From 1995 to early 2002, the dollar rose by a trade-weighted average of about 40 percent. Largely as a result, the U.S. current account deficit grew by an average of about $70 billion annually for ten years. It exceeded $800 billion and 6 percent of GDP in 2006. This posed, and continues to pose, two major consequences for the world economy.
The first was the risk of international financial instability and economic turndown. To finance both its current account deficit and its own large foreign investments, the United States had to attract about $7 billion of foreign capital every working day. Any significant shortfall from that level of foreign demand for dollars would drive the exchange rate down, and U.S. inflation and interest rates up. With the U.S. economy near full employment but already having slowed, the result would be stagflation at best and perhaps a nasty recession.
The current travails of the U.S. economy are clearly related to these imbalances. The huge inflow of foreign capital to fund the external deficits held interest rates down and contributed significantly to the housing bubble that triggered the financial crisis and economic turndown. The sizeable slide of the dollar has indeed added to price increases, notably of oil as the producing countries seek to counter the losses it causes for their purchasing power, and thus greatly complicates the management of monetary policy as it tries to prevent a recession. The world economy is also adversely affected through the impact on other countries, as their currencies rise and they experience significant reductions in the trade surpluses on which their growth had come to depend.
Second is the domestic political risk of trade restrictions in the United States and thus disruption of the global trading system. Dollar overvaluation and the resulting external deficits are historically the most accurate leading indicators of U.S. protectionism because they drastically alter the domestic politics of the issue, adding to the pressures to enact new distortions and weakening pro-trade forces. These traditional factors are particularly toxic in the current context of strong anti-globalization sentiments and economic weakness. The spate of administrative actions against China over the past several years, and the numerous anti-China bills now under active consideration by the Congress, demonstrate the point graphically since China is by far the largest surplus country and its currency is so dramatically undervalued.
The U.S. current account deficit does not have to be eliminated.
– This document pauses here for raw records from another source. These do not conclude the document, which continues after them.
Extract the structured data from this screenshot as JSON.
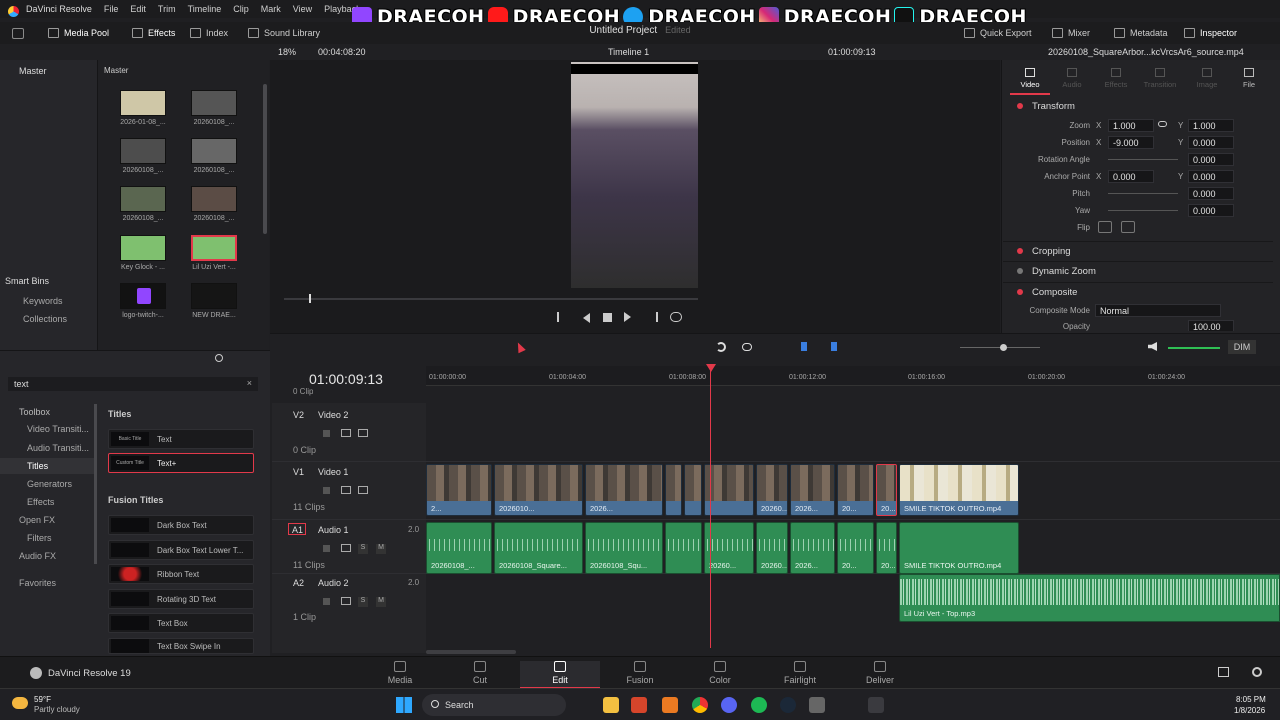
{
  "app_name": "DaVinci Resolve",
  "menu": [
    "File",
    "Edit",
    "Trim",
    "Timeline",
    "Clip",
    "Mark",
    "View",
    "Playback"
  ],
  "social_handles": [
    "DRAECOH",
    "DRAECOH",
    "DRAECOH",
    "DRAECOH",
    "DRAECOH"
  ],
  "project": {
    "title": "Untitled Project",
    "status": "Edited"
  },
  "toolbar": {
    "media_pool": "Media Pool",
    "effects": "Effects",
    "index": "Index",
    "sound_library": "Sound Library",
    "quick_export": "Quick Export",
    "mixer": "Mixer",
    "metadata": "Metadata",
    "inspector": "Inspector"
  },
  "viewer": {
    "zoom": "18%",
    "timecode_left": "00:04:08:20",
    "timeline_name": "Timeline 1",
    "timecode_right": "01:00:09:13",
    "source_name": "20260108_SquareArbor...kcVrcsAr6_source.mp4"
  },
  "bins": {
    "master": "Master",
    "pool_master": "Master",
    "smart_bins": "Smart Bins",
    "keywords": "Keywords",
    "collections": "Collections"
  },
  "media_items": [
    {
      "label": "2026-01-08_..."
    },
    {
      "label": "20260108_..."
    },
    {
      "label": "20260108_..."
    },
    {
      "label": "20260108_..."
    },
    {
      "label": "20260108_..."
    },
    {
      "label": "20260108_..."
    },
    {
      "label": "Key Glock - ..."
    },
    {
      "label": "Lil Uzi Vert -..."
    },
    {
      "label": "logo-twitch-..."
    },
    {
      "label": "NEW DRAE..."
    }
  ],
  "effects": {
    "search_value": "text",
    "tree": {
      "toolbox": "Toolbox",
      "video_transitions": "Video Transiti...",
      "audio_transitions": "Audio Transiti...",
      "titles": "Titles",
      "generators": "Generators",
      "effects": "Effects",
      "open_fx": "Open FX",
      "filters": "Filters",
      "audio_fx": "Audio FX",
      "favorites": "Favorites"
    },
    "titles_header": "Titles",
    "titles": [
      {
        "thumb": "Basic Title",
        "label": "Text"
      },
      {
        "thumb": "Custom Title",
        "label": "Text+"
      }
    ],
    "fusion_header": "Fusion Titles",
    "fusion_titles": [
      {
        "label": "Dark Box Text"
      },
      {
        "label": "Dark Box Text Lower T..."
      },
      {
        "label": "Ribbon Text"
      },
      {
        "label": "Rotating 3D Text"
      },
      {
        "label": "Text Box"
      },
      {
        "label": "Text Box Swipe In"
      }
    ]
  },
  "inspector": {
    "tabs": [
      "Video",
      "Audio",
      "Effects",
      "Transition",
      "Image",
      "File"
    ],
    "transform": "Transform",
    "zoom_label": "Zoom",
    "zoom_x": "1.000",
    "zoom_y": "1.000",
    "position_label": "Position",
    "pos_x": "-9.000",
    "pos_y": "0.000",
    "rotation_label": "Rotation Angle",
    "rotation": "0.000",
    "anchor_label": "Anchor Point",
    "anchor_x": "0.000",
    "anchor_y": "0.000",
    "pitch_label": "Pitch",
    "pitch": "0.000",
    "yaw_label": "Yaw",
    "yaw": "0.000",
    "flip_label": "Flip",
    "x": "X",
    "y": "Y",
    "cropping": "Cropping",
    "dynamic_zoom": "Dynamic Zoom",
    "composite": "Composite",
    "composite_mode_label": "Composite Mode",
    "composite_mode": "Normal",
    "opacity_label": "Opacity",
    "opacity": "100.00"
  },
  "timeline": {
    "timecode": "01:00:09:13",
    "ruler": [
      "01:00:00:00",
      "01:00:04:00",
      "01:00:08:00",
      "01:00:12:00",
      "01:00:16:00",
      "01:00:20:00",
      "01:00:24:00"
    ],
    "dim": "DIM",
    "top_clip": "0 Clip",
    "tracks": [
      {
        "id": "V2",
        "name": "Video 2",
        "count": "0 Clip"
      },
      {
        "id": "V1",
        "name": "Video 1",
        "count": "11 Clips"
      },
      {
        "id": "A1",
        "name": "Audio 1",
        "count": "11 Clips",
        "level": "2.0"
      },
      {
        "id": "A2",
        "name": "Audio 2",
        "count": "1 Clip",
        "level": "2.0"
      }
    ],
    "solo": "S",
    "mute": "M",
    "v1_clips": [
      "2...",
      "2026010...",
      "2026...",
      "",
      "",
      "",
      "20260...",
      "2026...",
      "20...",
      "20...",
      "SMILE TIKTOK OUTRO.mp4"
    ],
    "a1_clips": [
      "20260108_...",
      "20260108_Square...",
      "20260108_Squ...",
      "",
      "20260...",
      "20260...",
      "2026...",
      "20...",
      "20...",
      "SMILE TIKTOK OUTRO.mp4"
    ],
    "a2_clip": "Lil Uzi Vert - Top.mp3"
  },
  "pages": [
    "Media",
    "Cut",
    "Edit",
    "Fusion",
    "Color",
    "Fairlight",
    "Deliver"
  ],
  "version_label": "DaVinci Resolve 19",
  "taskbar": {
    "temp": "59°F",
    "weather": "Partly cloudy",
    "search": "Search",
    "time": "8:05 PM",
    "date": "1/8/2026"
  },
  "colors": {
    "accent_red": "#e2394a",
    "video_clip": "#4a6f96",
    "audio_clip": "#2f8d54",
    "playhead": "#e2394a"
  }
}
It needed to be cut roughly in half, however, to stabilize the ratio of U.S. foreign debt to GDP. That ratio was on an explosive path, which would have exceeded 50 percent within the next few years and an unprecedented 80 percent or so in ten. Avoiding such outcomes required improvement of about $400 billion from the levels reached by 2006.
The internal corollary is of course that U.S. domestic demand, initially residential investment but now also consumption, is rising more slowly than output. This inevitable reversal, after a decade in which internal demand climbed more sharply than production, means that the improving trade balance is cushioning the aggregate U.S. slowdown to an important extent. We are in fact experiencing the first episode of “reverse coupling,” through which the rest of the world continues to expand and pulls up the United States rather than being devastated by its turndown. This is an early indication of the shift in global economic weights, with the rapidly growing emerging markets now accounting for almost half of world output, as well as a timely unwinding of the chief global imbalance of the early twenty-first century.
I and colleagues at our Peterson Institute for International Economics have been pointing to these dangers since the end of the 1990s, and calling for corrective action that would include a very large decline in the exchange rate of the dollar. We were confident that such a decline would, as in the past, produce a substantial turnaround in the U.S. external position and it is now doing so. The current account deficit has fallen by more than $100 billion and is likely to drop by another $100 billion or so over the next couple of years. The fall of the dollar by 25–35 percent over the past six years, depending on which index is used, has sharply increased the international competitiveness of the U.S. economy. Exports have been growing at more than 8 percent annually for the past four years and by about 12 percent for the last two. Especially with the recent slowdown in U.S. growth, they are now expanding four times as fast as imports.